:: Exercise prompt ::
Copy out the data below. Keep every word as it is.

[Records drawn from a dataset]
--*--

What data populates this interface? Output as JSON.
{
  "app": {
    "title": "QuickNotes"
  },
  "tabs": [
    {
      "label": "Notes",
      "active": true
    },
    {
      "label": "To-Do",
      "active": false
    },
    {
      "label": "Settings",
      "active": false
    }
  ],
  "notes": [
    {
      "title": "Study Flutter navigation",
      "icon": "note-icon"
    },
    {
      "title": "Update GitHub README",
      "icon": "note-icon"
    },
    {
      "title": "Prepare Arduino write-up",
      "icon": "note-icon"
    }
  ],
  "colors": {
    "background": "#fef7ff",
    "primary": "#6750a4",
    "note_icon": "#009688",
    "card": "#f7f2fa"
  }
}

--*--

:: Task output ::
What data populates this interface? Output as JSON.
{
  "app": {
    "title": "QuickNotes"
  },
  "tabs": [
    {
      "label": "Notes",
      "active": true
    },
    {
      "label": "To-Do",
      "active": false
    },
    {
      "label": "Settings",
      "active": false
    }
  ],
  "notes": [
    {
      "title": "Study Flutter navigation",
      "icon": "note-icon"
    },
    {
      "title": "Update GitHub README",
      "icon": "note-icon"
    },
    {
      "title": "Prepare Arduino write-up",
      "icon": "note-icon"
    }
  ],
  "colors": {
    "background": "#fef7ff",
    "primary": "#6750a4",
    "note_icon": "#009688",
    "card": "#f7f2fa"
  }
}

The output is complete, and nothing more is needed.